Often, spasticity can make it difficult for individuals with spinal cord injuries to participate in rehabilitative therapies to their full potential because tight muscles restrict their range of motion. Nerve blockers like Botox or muscle relaxants like baclofen can help temporarily relieve spasticity so that individuals can participate more fully in their rehab therapies. Although the effects of medications do wear off, improvements made while using Botox of baclofen can be long-lasting due to neuroplasticity.
Additional medications may be prescribed depending on what types of secondary complications arise.
Those with severe forms of spasticity after incomplete SCI may require surgery to reduce muscle tightness. Generally, surgeries for spasticity reduction include manual lengthening of the affected muscles and tendons or selective incisions of the nerves to reduce the excitability of muscle contractions.
Incomplete Spinal Cord Injury: Key Points
Incomplete spinal cord injuries result in partial loss of motor control and sensation in areas below the level of injury.

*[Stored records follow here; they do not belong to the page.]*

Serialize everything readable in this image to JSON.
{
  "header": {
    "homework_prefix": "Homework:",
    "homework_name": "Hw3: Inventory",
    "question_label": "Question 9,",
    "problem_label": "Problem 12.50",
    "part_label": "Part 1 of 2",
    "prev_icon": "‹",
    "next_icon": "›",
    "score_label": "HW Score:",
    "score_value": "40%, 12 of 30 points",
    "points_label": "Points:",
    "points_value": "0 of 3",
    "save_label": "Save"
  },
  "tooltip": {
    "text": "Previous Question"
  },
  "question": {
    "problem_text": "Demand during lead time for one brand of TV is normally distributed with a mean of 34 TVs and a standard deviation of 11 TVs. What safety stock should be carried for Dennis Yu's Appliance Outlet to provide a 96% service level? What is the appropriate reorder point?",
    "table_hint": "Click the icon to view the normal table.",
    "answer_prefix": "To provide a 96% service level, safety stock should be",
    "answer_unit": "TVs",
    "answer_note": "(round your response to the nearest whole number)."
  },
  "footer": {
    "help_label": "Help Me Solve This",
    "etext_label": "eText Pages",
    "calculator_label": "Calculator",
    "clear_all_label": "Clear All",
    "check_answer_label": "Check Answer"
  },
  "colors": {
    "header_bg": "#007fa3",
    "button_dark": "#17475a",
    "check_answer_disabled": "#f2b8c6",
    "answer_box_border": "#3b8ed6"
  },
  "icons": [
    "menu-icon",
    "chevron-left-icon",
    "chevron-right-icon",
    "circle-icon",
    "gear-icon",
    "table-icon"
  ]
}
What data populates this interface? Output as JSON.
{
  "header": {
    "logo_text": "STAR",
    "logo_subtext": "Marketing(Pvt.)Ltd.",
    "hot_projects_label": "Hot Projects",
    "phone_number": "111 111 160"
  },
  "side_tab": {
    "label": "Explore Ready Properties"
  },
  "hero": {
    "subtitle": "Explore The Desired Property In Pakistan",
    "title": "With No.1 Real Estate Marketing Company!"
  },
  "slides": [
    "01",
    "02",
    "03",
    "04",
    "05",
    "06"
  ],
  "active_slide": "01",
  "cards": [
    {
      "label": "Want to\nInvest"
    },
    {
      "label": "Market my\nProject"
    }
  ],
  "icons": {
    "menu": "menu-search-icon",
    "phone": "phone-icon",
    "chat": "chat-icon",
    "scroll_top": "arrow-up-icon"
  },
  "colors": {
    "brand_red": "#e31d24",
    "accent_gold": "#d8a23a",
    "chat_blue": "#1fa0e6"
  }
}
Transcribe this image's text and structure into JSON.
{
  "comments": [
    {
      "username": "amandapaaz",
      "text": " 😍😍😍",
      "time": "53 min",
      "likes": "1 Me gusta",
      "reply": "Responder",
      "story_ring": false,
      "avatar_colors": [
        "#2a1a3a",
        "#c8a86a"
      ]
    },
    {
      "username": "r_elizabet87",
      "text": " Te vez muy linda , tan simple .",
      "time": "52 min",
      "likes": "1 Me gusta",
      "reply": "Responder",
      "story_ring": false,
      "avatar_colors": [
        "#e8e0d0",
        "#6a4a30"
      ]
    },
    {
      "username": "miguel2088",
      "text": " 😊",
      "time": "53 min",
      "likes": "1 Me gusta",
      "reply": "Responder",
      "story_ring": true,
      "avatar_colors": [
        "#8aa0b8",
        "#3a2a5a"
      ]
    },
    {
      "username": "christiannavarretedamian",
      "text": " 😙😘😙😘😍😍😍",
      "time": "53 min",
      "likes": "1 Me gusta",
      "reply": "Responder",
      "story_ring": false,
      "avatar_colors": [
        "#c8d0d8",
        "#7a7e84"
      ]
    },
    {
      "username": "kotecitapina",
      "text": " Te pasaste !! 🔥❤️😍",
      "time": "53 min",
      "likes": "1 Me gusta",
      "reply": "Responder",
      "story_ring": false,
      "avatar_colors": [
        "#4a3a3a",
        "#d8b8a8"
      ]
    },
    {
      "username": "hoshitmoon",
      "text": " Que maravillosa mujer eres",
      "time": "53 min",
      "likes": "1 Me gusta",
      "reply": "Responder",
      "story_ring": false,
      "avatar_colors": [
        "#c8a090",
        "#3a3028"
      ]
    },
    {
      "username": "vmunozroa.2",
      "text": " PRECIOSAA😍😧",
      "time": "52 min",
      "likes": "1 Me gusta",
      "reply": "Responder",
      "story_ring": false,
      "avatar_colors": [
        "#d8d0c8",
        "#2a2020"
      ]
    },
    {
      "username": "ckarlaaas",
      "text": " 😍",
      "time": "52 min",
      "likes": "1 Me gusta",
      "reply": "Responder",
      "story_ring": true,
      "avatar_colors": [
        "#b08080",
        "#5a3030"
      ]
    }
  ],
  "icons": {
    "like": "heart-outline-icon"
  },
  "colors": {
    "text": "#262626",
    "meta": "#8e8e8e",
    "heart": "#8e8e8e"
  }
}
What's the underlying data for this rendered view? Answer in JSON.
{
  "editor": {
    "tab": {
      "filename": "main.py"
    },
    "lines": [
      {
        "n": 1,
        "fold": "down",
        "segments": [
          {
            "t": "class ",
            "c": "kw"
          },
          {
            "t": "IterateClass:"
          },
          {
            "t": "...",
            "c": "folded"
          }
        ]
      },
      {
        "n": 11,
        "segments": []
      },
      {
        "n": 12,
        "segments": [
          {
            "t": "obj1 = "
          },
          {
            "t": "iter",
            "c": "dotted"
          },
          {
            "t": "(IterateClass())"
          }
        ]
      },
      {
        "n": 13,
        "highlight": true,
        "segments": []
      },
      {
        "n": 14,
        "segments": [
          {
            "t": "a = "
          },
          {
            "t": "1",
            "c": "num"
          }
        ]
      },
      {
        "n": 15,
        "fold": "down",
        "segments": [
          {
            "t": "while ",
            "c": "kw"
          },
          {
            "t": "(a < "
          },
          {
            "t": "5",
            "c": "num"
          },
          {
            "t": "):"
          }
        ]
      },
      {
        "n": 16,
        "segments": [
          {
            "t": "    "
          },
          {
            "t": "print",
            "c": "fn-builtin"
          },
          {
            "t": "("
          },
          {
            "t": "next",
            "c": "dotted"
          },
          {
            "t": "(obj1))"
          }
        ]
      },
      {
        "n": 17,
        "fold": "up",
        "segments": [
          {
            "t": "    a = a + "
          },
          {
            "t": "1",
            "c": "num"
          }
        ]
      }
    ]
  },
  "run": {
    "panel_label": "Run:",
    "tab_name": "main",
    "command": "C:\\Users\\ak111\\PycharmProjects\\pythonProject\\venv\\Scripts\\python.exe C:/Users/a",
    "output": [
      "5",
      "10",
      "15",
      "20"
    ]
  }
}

Because some areas of the spinal cord at the level of injury are unaffected, there is potential for spared neural pathways to utilize neuroplasticity and recover functions weakened by damage.
Through intensive, targeted training of weakened functions, individuals with incomplete spinal cord injuries may be able to regain motor control and significantly improve their quality of life. We hope this article helped you understand what an incomplete spinal cord injury is and that for many, there is hope for recovery.